After more than two years of quiet work involving suicide prevention specialists, gun rights advocates, health care providers and others, Washington State’s ambitious Safer Homes Suicide Awareness project officially kicks off this Sunday, Sept. 10 at Franklin Field in Aberdeen.
The program begins at 9 a.m. and includes information on firearms safety, some of the warning signs of suicide, free gun safety devices and a drawing for a gun safe worth $800, according to the Aberdeen Daily World.
The effort has been championed by a coalition of interest groups, not the least of which is gun owners. Alan Gottlieb, founder and executive vice president of the Bellevue-based Second Amendment Foundation and chairman of the Citizens Committee for the Right to Keep and Bear Arms has been one of the key movers, along with University of Washington Associate Professor Jennifer Stuber, co-founder of Forefront Suicide Prevention.
In Washington State, roughly 80 percent of the annual firearms fatalities are suicides. That’s above the national average.
In 2015, Washington reported 209 homicides, of which 141 involved firearms, according to the FBI Uniform Crime Report for that year.
Data from the Washington State Department of Health shows 160 firearm-related homicides for that year, but a stunning 535 suicides involving guns.
Anti-gunners typically lump homicides and suicides together and call it “gun violence,” but others look at suicides differently. One certainly doesn’t combat suicides the same way as homicides, and the solutions or preventive measures are definitely different. Homicide is a crime, while suicide is an emotional/mental health issue.
Gottlieb became involved in the process months before a program proposal was presented to the State Legislature in Olympia in 2016. He and Stuber, and a handful of others held a series of quiet meetings that also involved State Rep. Tina Orwall, a Des Moines Democrat.
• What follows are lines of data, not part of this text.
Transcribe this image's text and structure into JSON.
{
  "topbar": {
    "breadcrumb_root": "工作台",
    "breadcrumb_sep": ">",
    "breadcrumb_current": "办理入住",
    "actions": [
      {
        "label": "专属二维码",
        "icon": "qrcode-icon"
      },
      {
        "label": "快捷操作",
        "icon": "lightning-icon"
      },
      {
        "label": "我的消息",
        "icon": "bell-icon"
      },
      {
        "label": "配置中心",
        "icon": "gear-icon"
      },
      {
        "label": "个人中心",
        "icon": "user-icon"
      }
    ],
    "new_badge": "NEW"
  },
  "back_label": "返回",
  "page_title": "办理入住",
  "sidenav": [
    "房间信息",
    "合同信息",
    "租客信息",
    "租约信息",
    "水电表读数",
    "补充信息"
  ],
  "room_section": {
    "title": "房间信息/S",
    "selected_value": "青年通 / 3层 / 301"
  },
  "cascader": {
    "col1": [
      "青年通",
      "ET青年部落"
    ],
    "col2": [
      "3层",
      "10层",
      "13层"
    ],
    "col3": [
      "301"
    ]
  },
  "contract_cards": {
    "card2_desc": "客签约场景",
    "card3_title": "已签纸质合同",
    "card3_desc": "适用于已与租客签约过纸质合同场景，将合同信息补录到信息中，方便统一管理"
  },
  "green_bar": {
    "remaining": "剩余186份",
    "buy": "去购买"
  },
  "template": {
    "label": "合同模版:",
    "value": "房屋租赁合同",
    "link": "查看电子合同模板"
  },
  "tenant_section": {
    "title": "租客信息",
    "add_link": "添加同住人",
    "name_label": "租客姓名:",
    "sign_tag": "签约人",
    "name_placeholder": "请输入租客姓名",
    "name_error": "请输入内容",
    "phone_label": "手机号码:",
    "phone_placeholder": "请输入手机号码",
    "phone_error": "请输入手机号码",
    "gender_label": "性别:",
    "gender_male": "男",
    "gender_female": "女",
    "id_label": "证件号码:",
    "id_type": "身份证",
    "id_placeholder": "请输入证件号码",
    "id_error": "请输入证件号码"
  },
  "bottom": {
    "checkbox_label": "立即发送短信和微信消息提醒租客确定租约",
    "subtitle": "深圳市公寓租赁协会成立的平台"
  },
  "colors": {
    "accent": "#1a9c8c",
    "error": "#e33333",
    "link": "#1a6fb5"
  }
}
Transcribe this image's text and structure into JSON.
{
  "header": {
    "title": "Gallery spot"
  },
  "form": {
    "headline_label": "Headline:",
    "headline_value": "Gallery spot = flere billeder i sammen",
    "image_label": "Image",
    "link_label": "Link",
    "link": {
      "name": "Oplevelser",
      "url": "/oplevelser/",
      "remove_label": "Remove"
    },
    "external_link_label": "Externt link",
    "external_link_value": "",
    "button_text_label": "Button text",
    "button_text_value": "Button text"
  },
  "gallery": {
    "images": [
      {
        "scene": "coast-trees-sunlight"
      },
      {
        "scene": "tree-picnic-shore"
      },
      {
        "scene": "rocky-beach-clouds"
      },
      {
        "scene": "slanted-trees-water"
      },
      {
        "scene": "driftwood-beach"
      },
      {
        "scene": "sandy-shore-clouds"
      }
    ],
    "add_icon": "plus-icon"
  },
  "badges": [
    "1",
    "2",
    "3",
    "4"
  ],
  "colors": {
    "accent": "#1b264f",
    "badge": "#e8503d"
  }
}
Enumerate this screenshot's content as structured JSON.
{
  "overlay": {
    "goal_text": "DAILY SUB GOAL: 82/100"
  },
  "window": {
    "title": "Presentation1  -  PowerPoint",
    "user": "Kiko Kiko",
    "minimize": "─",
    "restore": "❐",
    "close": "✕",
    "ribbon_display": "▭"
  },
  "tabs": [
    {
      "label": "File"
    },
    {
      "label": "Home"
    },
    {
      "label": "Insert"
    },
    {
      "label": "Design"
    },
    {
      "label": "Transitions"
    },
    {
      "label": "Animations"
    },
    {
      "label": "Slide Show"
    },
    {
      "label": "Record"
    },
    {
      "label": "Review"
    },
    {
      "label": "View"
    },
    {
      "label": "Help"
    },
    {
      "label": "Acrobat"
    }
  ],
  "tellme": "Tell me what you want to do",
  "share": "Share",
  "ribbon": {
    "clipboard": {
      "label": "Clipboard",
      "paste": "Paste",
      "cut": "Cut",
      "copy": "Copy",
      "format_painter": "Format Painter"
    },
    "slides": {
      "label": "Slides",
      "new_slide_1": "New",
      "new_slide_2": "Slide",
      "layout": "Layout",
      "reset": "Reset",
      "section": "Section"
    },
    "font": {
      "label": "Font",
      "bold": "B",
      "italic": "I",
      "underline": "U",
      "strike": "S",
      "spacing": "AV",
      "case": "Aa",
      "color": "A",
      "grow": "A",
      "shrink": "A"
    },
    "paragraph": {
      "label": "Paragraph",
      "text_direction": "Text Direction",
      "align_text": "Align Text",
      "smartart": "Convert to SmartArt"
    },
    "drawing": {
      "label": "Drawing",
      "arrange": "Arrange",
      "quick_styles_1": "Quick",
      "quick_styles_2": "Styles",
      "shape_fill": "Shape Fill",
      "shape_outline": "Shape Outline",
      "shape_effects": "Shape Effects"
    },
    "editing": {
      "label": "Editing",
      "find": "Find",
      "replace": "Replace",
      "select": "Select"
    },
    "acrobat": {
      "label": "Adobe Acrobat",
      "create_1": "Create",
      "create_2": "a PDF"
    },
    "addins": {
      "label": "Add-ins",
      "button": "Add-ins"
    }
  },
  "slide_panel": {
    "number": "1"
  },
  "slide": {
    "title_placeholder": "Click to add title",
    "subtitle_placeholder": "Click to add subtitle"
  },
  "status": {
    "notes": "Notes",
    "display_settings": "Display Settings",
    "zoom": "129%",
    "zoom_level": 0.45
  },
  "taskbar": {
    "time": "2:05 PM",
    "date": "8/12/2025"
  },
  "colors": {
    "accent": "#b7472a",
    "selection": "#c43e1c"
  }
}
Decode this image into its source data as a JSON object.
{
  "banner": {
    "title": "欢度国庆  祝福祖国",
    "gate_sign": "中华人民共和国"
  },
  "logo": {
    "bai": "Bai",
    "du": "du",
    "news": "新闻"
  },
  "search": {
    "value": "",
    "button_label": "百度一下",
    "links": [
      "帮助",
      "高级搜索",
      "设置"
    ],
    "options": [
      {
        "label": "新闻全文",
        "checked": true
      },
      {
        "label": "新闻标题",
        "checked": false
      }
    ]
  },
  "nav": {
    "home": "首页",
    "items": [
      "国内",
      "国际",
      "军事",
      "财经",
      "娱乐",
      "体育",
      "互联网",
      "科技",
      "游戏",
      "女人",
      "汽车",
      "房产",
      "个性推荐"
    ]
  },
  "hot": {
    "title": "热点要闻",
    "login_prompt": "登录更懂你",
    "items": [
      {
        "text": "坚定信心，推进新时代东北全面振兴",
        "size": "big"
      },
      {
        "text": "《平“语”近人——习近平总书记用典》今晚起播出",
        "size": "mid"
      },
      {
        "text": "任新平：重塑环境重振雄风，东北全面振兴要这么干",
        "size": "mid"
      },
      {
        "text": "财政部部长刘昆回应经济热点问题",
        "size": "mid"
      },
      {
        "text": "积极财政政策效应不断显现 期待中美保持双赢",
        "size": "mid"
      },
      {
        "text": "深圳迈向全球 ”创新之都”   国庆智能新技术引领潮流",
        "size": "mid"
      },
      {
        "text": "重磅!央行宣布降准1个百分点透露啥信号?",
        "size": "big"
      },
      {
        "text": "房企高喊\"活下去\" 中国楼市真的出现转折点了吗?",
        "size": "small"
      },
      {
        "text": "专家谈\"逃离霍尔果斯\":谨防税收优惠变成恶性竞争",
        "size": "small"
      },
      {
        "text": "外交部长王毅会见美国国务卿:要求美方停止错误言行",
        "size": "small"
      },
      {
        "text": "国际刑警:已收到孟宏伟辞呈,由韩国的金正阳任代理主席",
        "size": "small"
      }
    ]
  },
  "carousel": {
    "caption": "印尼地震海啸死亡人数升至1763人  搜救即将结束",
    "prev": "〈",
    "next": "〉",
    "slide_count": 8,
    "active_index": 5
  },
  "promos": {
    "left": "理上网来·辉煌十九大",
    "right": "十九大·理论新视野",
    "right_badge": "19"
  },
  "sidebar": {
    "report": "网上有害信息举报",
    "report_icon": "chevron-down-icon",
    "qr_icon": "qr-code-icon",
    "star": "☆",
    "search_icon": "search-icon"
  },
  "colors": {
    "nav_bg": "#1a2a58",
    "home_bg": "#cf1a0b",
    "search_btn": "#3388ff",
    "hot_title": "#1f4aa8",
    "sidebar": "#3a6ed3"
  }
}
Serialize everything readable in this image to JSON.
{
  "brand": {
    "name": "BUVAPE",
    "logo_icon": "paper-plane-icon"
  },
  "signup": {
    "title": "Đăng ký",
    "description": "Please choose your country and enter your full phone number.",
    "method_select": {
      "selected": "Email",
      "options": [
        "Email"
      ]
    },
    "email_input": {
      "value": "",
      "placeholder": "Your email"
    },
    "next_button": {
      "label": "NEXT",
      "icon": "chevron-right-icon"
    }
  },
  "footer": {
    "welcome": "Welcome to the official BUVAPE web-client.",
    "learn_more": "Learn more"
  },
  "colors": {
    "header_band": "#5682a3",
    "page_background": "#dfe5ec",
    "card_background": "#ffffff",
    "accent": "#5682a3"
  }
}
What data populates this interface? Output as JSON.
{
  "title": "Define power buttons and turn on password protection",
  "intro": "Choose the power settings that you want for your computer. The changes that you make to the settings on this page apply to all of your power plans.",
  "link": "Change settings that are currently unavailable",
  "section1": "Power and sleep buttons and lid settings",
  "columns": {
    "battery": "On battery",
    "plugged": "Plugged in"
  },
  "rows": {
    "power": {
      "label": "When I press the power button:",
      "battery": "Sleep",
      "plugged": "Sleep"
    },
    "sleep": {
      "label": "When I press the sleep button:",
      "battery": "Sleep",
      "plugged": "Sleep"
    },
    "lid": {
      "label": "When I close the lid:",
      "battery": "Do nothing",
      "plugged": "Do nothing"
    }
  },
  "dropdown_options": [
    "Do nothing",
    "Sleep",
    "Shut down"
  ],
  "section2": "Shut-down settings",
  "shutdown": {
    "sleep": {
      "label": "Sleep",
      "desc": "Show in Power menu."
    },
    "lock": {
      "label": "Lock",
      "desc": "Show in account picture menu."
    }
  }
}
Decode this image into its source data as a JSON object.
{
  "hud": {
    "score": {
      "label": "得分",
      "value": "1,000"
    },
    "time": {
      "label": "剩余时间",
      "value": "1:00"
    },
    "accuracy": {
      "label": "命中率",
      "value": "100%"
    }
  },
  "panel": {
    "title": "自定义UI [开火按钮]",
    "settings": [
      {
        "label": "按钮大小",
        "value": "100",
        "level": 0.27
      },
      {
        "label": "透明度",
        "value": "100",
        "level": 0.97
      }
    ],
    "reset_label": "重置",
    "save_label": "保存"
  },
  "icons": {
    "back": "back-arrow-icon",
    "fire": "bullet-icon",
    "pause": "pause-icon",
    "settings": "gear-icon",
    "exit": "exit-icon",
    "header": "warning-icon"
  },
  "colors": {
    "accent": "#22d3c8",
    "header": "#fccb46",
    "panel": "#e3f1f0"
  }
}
He also traveled to Olympia twice to testify.
The education effort includes a training video for firearms retailers.
Perhaps the most refreshing surprise in this project for Evergreen State gun rights activists is that it’s not a gun control campaign, and it has involved genuine gun safety experts – retailers and gun owners, themselves – literally from the start. One might even suggest the process was educational for everyone.
According to an article in the UW News, the rate of suicide nationally has increased over the past 15 years, with the two most at-risk groups being adolescent girls and middle-aged men. It is the second group that could be most directly affected by this program.
This year, the project entered the funding stage, and a suicide prevention training requirement for pharmacists as part of their license renewal took effect.
This Safer Homes project may not be the cure-all, but its advocates see it as a promising approach to a serious problem.